“In my opinion, I think reopening will be a slow process. It will not be like the gates are open and go back to normal life. If we do it fast, then we have a chance of virus numbers increasing. We need to take it slow and follow the phases that President Trump has outlined,” said Jonatthan Naylor, an economics teacher at Cactus Shadows.
Protests started with Operation Gridlock on April 20, where protesters stayed in their cars while honking and shouting for Ducey to reopen. Since then the protests have moved to the steps of the capitol as people huddle together, wave flags, and hold up homemade signs. While health care workers came to counter protest.
“The rallies aren’t affecting us directly, as far as I have seen and heard. But mentally it is taking a toll. We are possibly being exposed to this every single day yet we go to work and do our job, while people protest lock-downs. I am glad it hasn’t impacted them, but they truly lack an understanding of the devastation this has caused,” said a healthcare worker at Mayo Clinic who wished to remain anonymous.
As healthcare workers help combat the over 1,183,663 confirmed cases of COVID, as of May 3, ABC15 reports that globally over 200 doctors and nurses have died by contracting COVID-19.
“Mayo is taking many precautions. All employees, regardless if you have patient contact or not, have to wear masks, and employees are required to take their temperature twice a day. To keep patients and employees safe, we are screening at the entrances and asking questions and if patients meet a certain criteria, they are sent home or to the hospital,” said anonymous.
According to 12News, the unemployment rate in Arizona has skyrocketed 4.5% to 5.5%, the sharpest increase the state has seen in two decades. The Washington Post also reports that 30 million people in the U.S have filed for unemployment as of April 30.
“I feel that it would be good to reopen the economy. Unemployment is moving incredibly slow, there would be no way for us to make it financially without my husband’s continued pay. As of today [April 29], there is still no money coming from the unemployment insurance. The Pros of opening are now outweighing the risks,” said Katie Grafing, a self-employed worker who filed for unemployment more than a month and a half ago.
Rallys have been reported, breaking out in many states such as Michigan, Lusitania, Minnesota, North Carolina, and even New York, despite the high number of confirmed cases, as people beg to go back to work or reopen their businesses.
“I feel it is important to allow people to go back to work and hopefully they will be able to work safely, wearing masks, and seating the recommended distance. Those of us who are unable to perform our duties without compromising the general public due to the shortage of the PPE (Personal Protective Equipment) should remain closed or try to find other jobs until we’re able to do our duties without compromising health,” said Grafing.

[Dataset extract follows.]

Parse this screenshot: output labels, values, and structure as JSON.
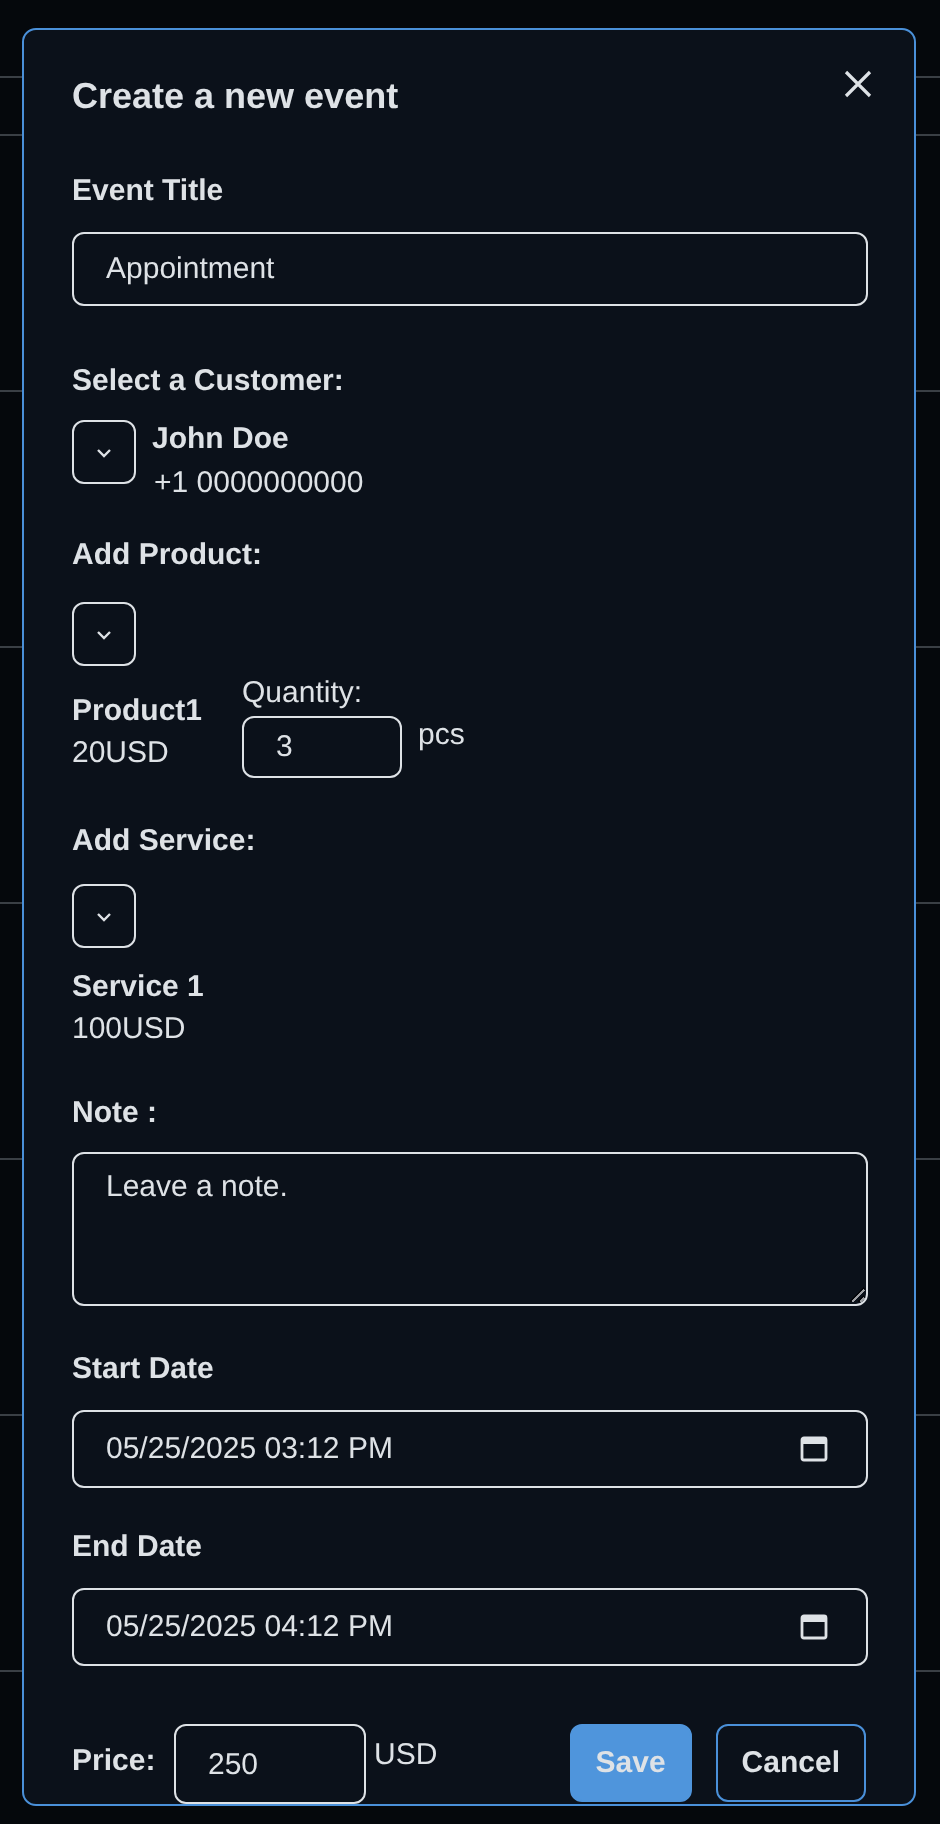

Some states are slowly easing restrictions and reopening some non essential business. In California and Florida beaches have already reopened, Georgia’s Governor Brian Kemp has opened beaches and some nonessential business. Texas and Ohio began reopening on Friday May 1.